Earlier this year, a man came to the door to inform us that there would be some disturbance going on next door. Apartment units were being constructed for Housing New Zealand and apparently a few of our neighbours were less than impressed that social housing was going up next to their properties. This pervasive attitude is known as NIMBYisim (not in my backyard), whereby someone may not be principally opposed to housing developments, bicycle or public transport infrastructure, schools or playgrounds but simply don’t want them located anywhere near their property. Of course, if everyone held this view, essential public services and infrastructure would never be built and society would collectively be worse off.
We’ve lived in the inner city for nearly two years and are delighted whenever there’s new development in the area. The most vibrant, dynamic cities thrive in spite of NIMBYism, which I aim to explain in my blog post on what makes cities great.
When choosing a charity to support, I looked to issues in my community. What could I offer my city’s most vulnerable? Prior to purchasing our first home, Nick and I lived next door to the Christchurch City Mission. Now merely blocks away, we’re witnessing new social housing units and a women’s shelter popping up right next door.

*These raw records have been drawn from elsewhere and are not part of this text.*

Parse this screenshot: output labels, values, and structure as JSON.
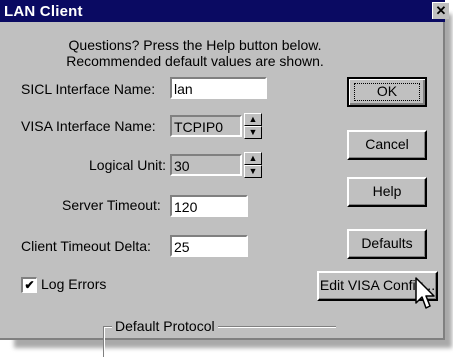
{
  "window": {
    "title": "LAN Client",
    "close": "✕"
  },
  "hint": {
    "line1": "Questions?  Press the Help button below.",
    "line2": "Recommended default values are shown."
  },
  "fields": {
    "sicl_label": "SICL Interface Name:",
    "sicl_value": "lan",
    "visa_label": "VISA Interface Name:",
    "visa_value": "TCPIP0",
    "unit_label": "Logical Unit:",
    "unit_value": "30",
    "server_label": "Server Timeout:",
    "server_value": "120",
    "client_label": "Client Timeout Delta:",
    "client_value": "25"
  },
  "log_errors": {
    "label": "Log Errors",
    "checked": true,
    "mark": "✔"
  },
  "buttons": {
    "ok": "OK",
    "cancel": "Cancel",
    "help": "Help",
    "defaults": "Defaults",
    "edit_visa": "Edit VISA Config..."
  },
  "spin": {
    "up": "▲",
    "down": "▼"
  },
  "group": {
    "label": "Default Protocol"
  }
}
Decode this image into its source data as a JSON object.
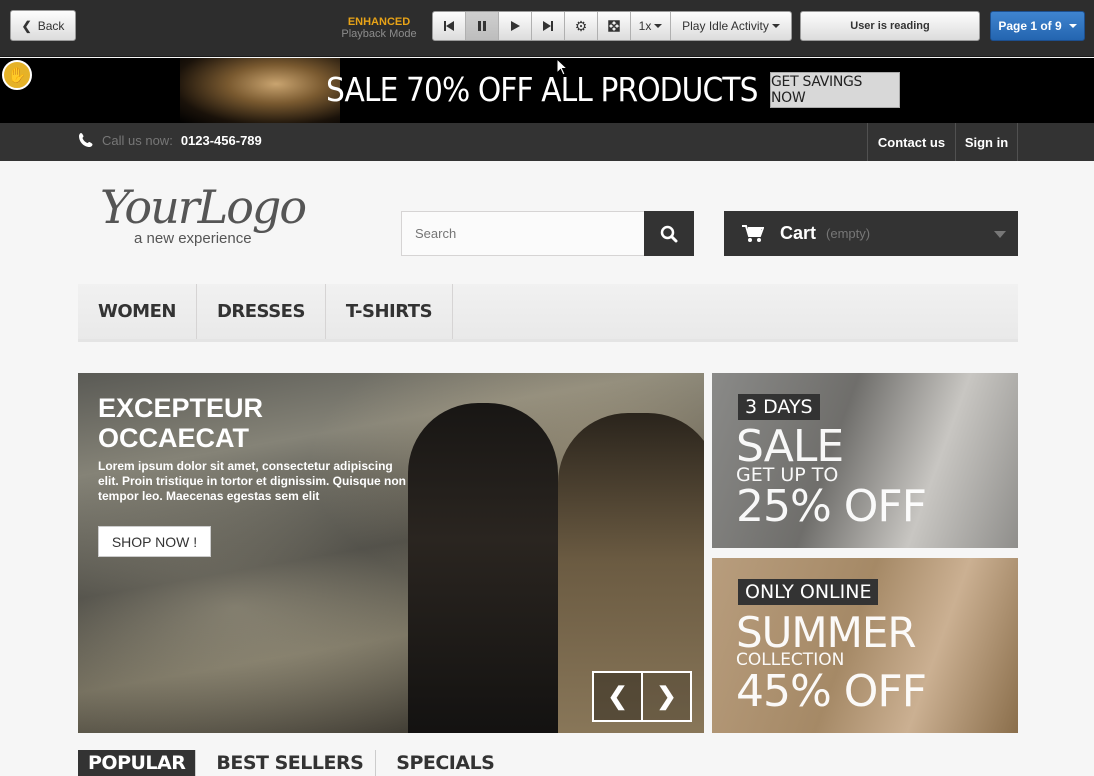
{
  "toolbar": {
    "back_label": "Back",
    "mode_title": "ENHANCED",
    "mode_subtitle": "Playback Mode",
    "speed": "1x",
    "idle_label": "Play Idle Activity",
    "status": "User is reading",
    "page": "Page 1 of 9"
  },
  "banner": {
    "text": "SALE 70% OFF ALL PRODUCTS",
    "button": "GET SAVINGS NOW"
  },
  "nav": {
    "call_label": "Call us now:",
    "phone": "0123-456-789",
    "contact": "Contact us",
    "signin": "Sign in"
  },
  "header": {
    "logo_main": "YourLogo",
    "logo_tag": "a new experience",
    "search_placeholder": "Search",
    "cart_label": "Cart",
    "cart_status": "(empty)"
  },
  "menu": [
    "WOMEN",
    "DRESSES",
    "T-SHIRTS"
  ],
  "hero": {
    "title_line1": "EXCEPTEUR",
    "title_line2": "OCCAECAT",
    "text": "Lorem ipsum dolor sit amet, consectetur adipiscing elit. Proin tristique in tortor et dignissim. Quisque non tempor leo. Maecenas egestas sem elit",
    "button": "SHOP NOW !"
  },
  "promo1": {
    "tag": "3 DAYS",
    "line1": "SALE",
    "line2": "GET UP TO",
    "line3": "25% OFF"
  },
  "promo2": {
    "tag": "ONLY ONLINE",
    "line1": "SUMMER",
    "line2": "COLLECTION",
    "line3": "45% OFF"
  },
  "tabs": [
    "POPULAR",
    "BEST SELLERS",
    "SPECIALS"
  ],
  "colors": {
    "accent_yellow": "#e5b228",
    "page_button_blue": "#2f76c2",
    "dark": "#333333"
  }
}
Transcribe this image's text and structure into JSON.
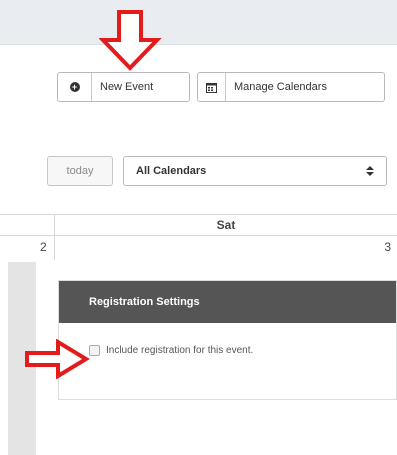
{
  "toolbar": {
    "new_event_label": "New Event",
    "manage_calendars_label": "Manage Calendars"
  },
  "controls": {
    "today_label": "today",
    "calendar_select_value": "All Calendars"
  },
  "calendar": {
    "column_header": "Sat",
    "day_left": "2",
    "day_right": "3"
  },
  "registration": {
    "header": "Registration Settings",
    "checkbox_label": "Include registration for this event."
  },
  "colors": {
    "annotation_arrow": "#e31b1b",
    "panel_header_bg": "#555555",
    "topbar_bg": "#e9ecf0"
  },
  "icons": [
    "plus-circle-icon",
    "calendar-icon",
    "sort-arrows-icon",
    "arrow-down-annotation",
    "arrow-right-annotation"
  ]
}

When I found out about the Christchurch City Mission’s Sunday Lunch, I wanted to get involved. I love food (don’t we all?) and know that access to fresh, nutritious food is a basic human right. I could see the great work the Mission was doing to bring food to those who would otherwise go without. These individuals work tirelessly to support those who need it most. The annual Sunday Lunch is a win-win, offering locals the chance to sample a three-course meal by one of the city’s top chefs. There’s also an auction and entertainment – everyone who’s involved is volunteering their time and skills to the City Mission with all proceeds going back to the community. This year’s lunch raised thousands.
During lunch, Matthew Mark, the Christchurch City Missioner spoke about what a privilege it was to be able to serve the community. Each year, the mission provides a range of services to thousands of people in the community. Yet, it is only through the generosity of the wider community that the work can continue. This paradox stands out as a lens to view what is unfolding in cities across the country. For various reasons, people fall on hard times and require support. Sadly, it’s becoming more common to see this need in our community. In order to make positive change, we need a bit of collective YIMBYisim (yes, in my backyard). To say no to homelessness in our backyard, we need to say yes and be more welcoming and supportive of organisations like the CM.
I used to think I needed to make a certain amount of money or reach a certain age before I could give back in a meaningful way. I’ve since learnt that charity is about awareness and compassion. It’s about acknowledging that it’s a privilege for us to be able to give back to our communities and we can do so in many different ways.
If anything, I hope this inspires you find your cause. Giving is about more than monetary worth, so give your time, your energy, your voice. And if you’re looking for a worthy cause or would like to learn more about the services offered by the Christchurch City Mission, click here.